Five years ago, I moved to Los Angeles for love ... and to finish my business degree. When graduation finally approached, I found myself lacking the enthusiasm to begin a career in business. I learned that being good at something is very different than being passionate about doing it. Cooking was something that I always loved doing, I just never thought I could make it a profession until I was at a crossroads where a career decision needed to be made. I enrolled in culinary school to try to turn my passion into my profession.
And now I'm fulfilling my externship as the final component of my degree, which is why I'm at the L.A. Times Test Kitchen. Here, it's all about respect of the recipe. We test recipes (sometimes over and over again) to make them user-friendly for the home cook. In this environment, EXACT is the name of the game, and the results need to be consistent.
It's an amazing experience, learning and practicing the precision of food and its re-creation. I kind of feel like Alice, crawling through a tiny door into an unpredictable wonderland where the unknown and unexpected can pop out of anywhere. Noelle may walk into the Test Kitchen at any given moment with a stack of new recipes, and we have no idea what to expect.
Take a recipe for fruit focaccia we just finished testing last week. These small individual breads are on the sweeter side, dotted with bright summer berries and savory rosemary for a simple but wonderful explosion of flavor. Little did we know we would have to test the recipe eight times before we got it right.
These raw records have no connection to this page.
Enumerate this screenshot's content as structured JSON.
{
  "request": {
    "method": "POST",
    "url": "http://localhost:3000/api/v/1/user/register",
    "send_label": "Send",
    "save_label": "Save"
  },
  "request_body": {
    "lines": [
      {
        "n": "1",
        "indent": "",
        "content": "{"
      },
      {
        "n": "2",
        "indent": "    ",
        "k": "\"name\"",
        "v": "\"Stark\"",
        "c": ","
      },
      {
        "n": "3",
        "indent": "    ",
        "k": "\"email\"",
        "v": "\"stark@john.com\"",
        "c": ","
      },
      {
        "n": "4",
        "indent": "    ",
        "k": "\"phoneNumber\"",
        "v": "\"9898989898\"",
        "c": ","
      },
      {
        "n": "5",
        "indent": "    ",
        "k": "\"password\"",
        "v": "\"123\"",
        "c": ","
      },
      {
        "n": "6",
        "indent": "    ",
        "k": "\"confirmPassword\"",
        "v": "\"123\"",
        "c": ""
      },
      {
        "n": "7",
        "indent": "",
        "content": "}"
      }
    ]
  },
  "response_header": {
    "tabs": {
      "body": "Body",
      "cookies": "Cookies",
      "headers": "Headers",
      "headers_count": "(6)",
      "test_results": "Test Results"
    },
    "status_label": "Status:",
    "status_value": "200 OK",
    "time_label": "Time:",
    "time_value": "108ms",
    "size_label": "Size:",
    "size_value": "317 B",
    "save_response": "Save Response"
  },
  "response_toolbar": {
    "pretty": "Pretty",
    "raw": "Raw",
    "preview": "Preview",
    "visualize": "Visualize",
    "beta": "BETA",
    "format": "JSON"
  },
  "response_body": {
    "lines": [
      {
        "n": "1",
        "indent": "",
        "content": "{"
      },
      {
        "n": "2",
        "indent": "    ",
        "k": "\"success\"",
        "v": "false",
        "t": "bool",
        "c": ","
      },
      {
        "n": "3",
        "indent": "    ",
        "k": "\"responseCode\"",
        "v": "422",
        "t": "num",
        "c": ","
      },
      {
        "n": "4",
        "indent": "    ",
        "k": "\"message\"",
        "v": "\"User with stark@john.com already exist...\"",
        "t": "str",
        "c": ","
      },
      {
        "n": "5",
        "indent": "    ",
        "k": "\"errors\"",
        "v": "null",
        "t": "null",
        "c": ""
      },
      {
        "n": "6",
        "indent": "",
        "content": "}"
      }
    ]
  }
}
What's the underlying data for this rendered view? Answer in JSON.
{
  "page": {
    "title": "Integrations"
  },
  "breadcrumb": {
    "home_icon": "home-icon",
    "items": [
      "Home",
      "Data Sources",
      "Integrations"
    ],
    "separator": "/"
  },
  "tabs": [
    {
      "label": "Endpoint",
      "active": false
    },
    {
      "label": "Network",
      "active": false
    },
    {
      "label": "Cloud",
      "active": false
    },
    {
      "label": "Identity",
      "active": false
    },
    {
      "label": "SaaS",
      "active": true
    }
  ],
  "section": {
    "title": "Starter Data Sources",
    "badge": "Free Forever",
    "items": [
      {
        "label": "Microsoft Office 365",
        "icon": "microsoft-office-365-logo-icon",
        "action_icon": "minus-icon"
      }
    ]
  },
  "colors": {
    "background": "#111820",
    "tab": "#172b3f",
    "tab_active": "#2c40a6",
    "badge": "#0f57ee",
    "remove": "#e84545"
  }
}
We had to adjust for oven temperature, proofing times, size, baking times and even ingredients and ratios. (We converted from the more professionally used fresh yeast to active-dry, which can be found at regular grocery stores.)
Aside from completing my degree through Le Cordon Bleu, I have my own website, and I am currently working on two cookbooks that I actually started for fun during my last year of business school. My training, both in culinary school and here at The Times, has improved my knowledge and perception of food.
But as much as I enjoy being in the Test Kitchen, it is at home in my circa-1950s kitchen where the true mad scientist really comes out. Where I can be creative and let my passion flourish. I cook because I love it; I push myself because I know I will always have more to learn. I have learned how important it is to control ingredients to achieve a desired effect, but at home I like to let the ingredients control me.
-- Kat Nitsou
Photo, from left: Noelle Carter, Kat Nitsou, Joe Moon and Mary Pat Kuppig. Credit: Kirk McKoy / Los Angeles Times